(Entries taken from a collection)
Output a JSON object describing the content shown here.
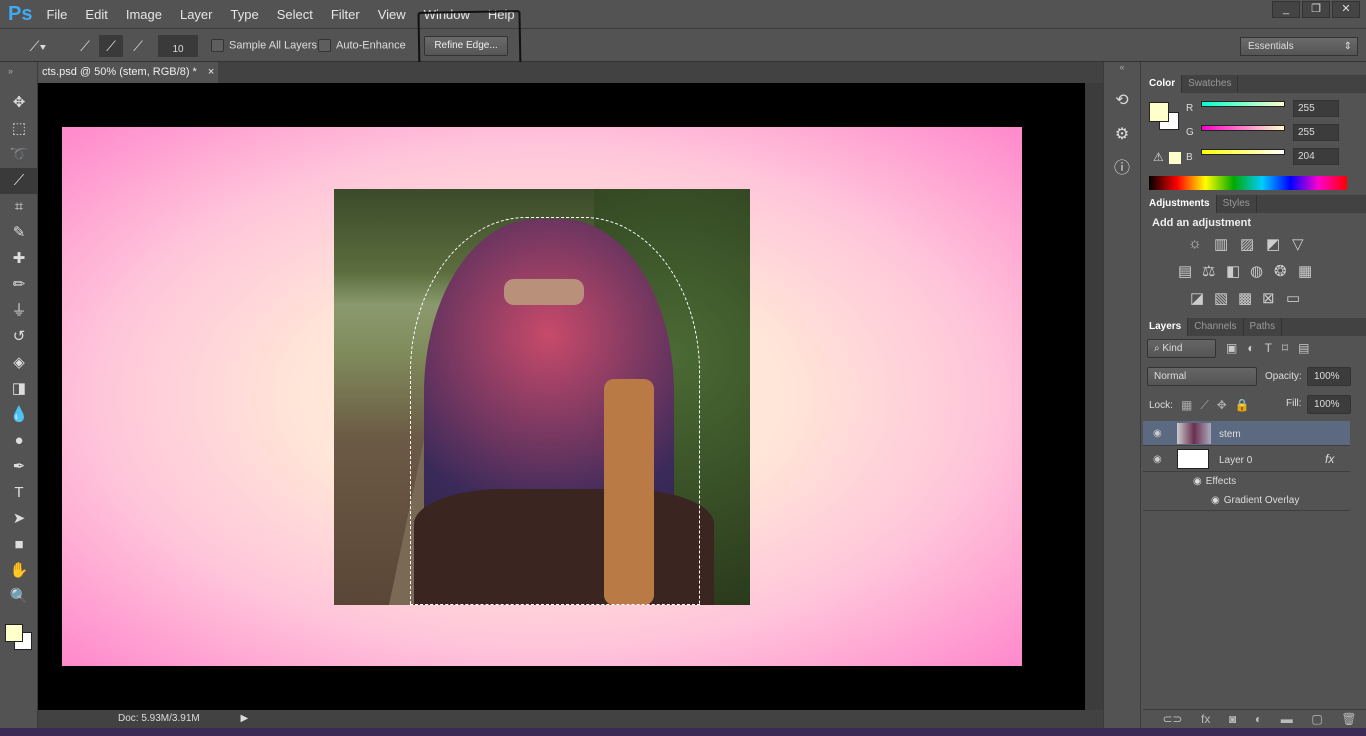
{
  "app": {
    "logo": "Ps",
    "menu": [
      "File",
      "Edit",
      "Image",
      "Layer",
      "Type",
      "Select",
      "Filter",
      "View",
      "Window",
      "Help"
    ],
    "window_controls": [
      "_",
      "❐",
      "✕"
    ]
  },
  "options": {
    "brush_size": "10",
    "sample_all_layers": "Sample All Layers",
    "sample_all_layers_checked": false,
    "auto_enhance": "Auto-Enhance",
    "auto_enhance_checked": false,
    "refine_edge": "Refine Edge...",
    "workspace": "Essentials"
  },
  "document": {
    "tab_title": "cts.psd @ 50% (stem, RGB/8) *",
    "close": "×",
    "doc_size": "Doc: 5.93M/3.91M"
  },
  "tools": [
    "move-tool",
    "rectangular-marquee-tool",
    "lasso-tool",
    "quick-selection-tool",
    "crop-tool",
    "eyedropper-tool",
    "spot-healing-tool",
    "brush-tool",
    "clone-stamp-tool",
    "history-brush-tool",
    "eraser-tool",
    "gradient-tool",
    "blur-tool",
    "dodge-tool",
    "pen-tool",
    "type-tool",
    "path-selection-tool",
    "rectangle-tool",
    "hand-tool",
    "zoom-tool"
  ],
  "colors": {
    "foreground": "#ffffcc",
    "background": "#ffffff",
    "gradient_edge": "#ff88cc",
    "gradient_center": "#ffebd6"
  },
  "color_panel": {
    "tabs": [
      "Color",
      "Swatches"
    ],
    "channels": [
      {
        "label": "R",
        "value": "255"
      },
      {
        "label": "G",
        "value": "255"
      },
      {
        "label": "B",
        "value": "204"
      }
    ]
  },
  "adjustments_panel": {
    "tabs": [
      "Adjustments",
      "Styles"
    ],
    "heading": "Add an adjustment"
  },
  "layers_panel": {
    "tabs": [
      "Layers",
      "Channels",
      "Paths"
    ],
    "filter": "Kind",
    "blend_mode": "Normal",
    "opacity_label": "Opacity:",
    "opacity": "100%",
    "lock_label": "Lock:",
    "fill_label": "Fill:",
    "fill": "100%",
    "layers": [
      {
        "name": "stem",
        "selected": true
      },
      {
        "name": "Layer 0",
        "fx": "fx",
        "effects_label": "Effects",
        "effect": "Gradient Overlay"
      }
    ]
  }
}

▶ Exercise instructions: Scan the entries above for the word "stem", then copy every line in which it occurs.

▶ Answer box:
    "tab_title": "cts.psd @ 50% (stem, RGB/8) *",
        "name": "stem",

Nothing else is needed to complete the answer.